As morganstocks points out, Faust is able to effectively produce an emotional book while maintaining her objectivity. This Republic of Suffering is a deeply moving work. This much is very clear from just the beginning pages of the book. However, as Morgan points out, she also looks to factual number data from the government as a means of study as well. Faust also portrays the effects death had on people from nearly every angle. Understandably her focus is on the troops involved, but she gives the Union and the Confederacy an equal treatment. She also includes an (albeit brief) discussion regarding African-American soldiers and how they coped with dying and killing and how they were in some ways uniquely affected by death. However, an interesting thought was raised by Robert, in that the focus is much heavier on the eastern campaigns than the western ones.
As many have already pointed out, Faust’s sources are fantastic. Her book is heavily primary-source based, and she uses them brilliantly. Her selection of soldiers’ letters perfectly describe the horrors of war, and are positively heart wrenching at times. I was also impressed with Faust’s selections for her chapter titles. They are simple, one-word titles but they perfectly encapsulate the theme of her chapter. I found this to be particularly true in the “Naming” and “Realizing” chapters. Faust is able to show how the deaths of the Civil War were instrumental in bringing out modernity as well.

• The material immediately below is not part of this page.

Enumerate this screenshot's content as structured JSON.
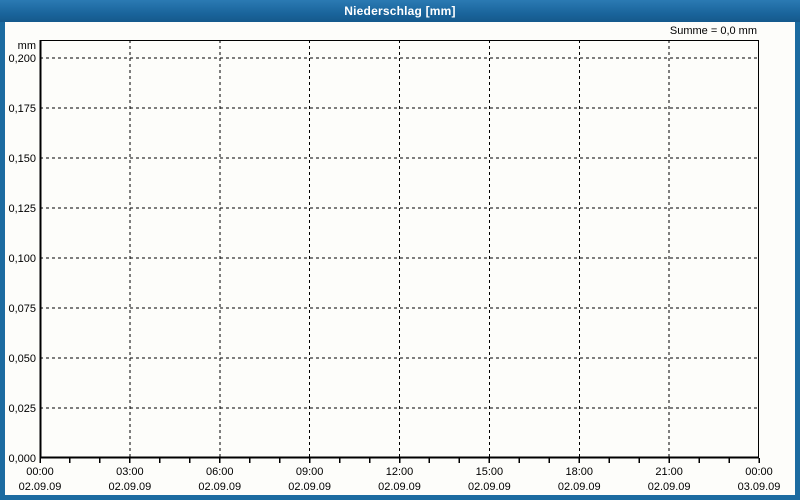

Whether it be in the creation of dedicated cemeteries for fallen soldiers such as that at Gettysburg, in improved bureaucracies for documenting fallen soldiers, or in refrigerated coffins or embalming methods this argument is repeatedly proven to be true.
In reading Faust’s book I cannot help but think of Jay Winter’s book Sites of Memory, Sites of Mourning, which details the massive deaths of World War I and how those of the cultures involved dealt with it. Winter argues that society turned to preexisting, more traditional methods of coping, many of which can be found in This Republic of Suffering. Faust also mentions Winter, but only in passing (P. 30). Winter’s book, though published first, can be read as something of a continuation of Faust’s book. In sum, Faust’s book is a profound, deeply moving, very well researched, and thought-provoking work. I cannot speak more highly of Republic, and I think one would be hard pressed to find someone who did not feel the same.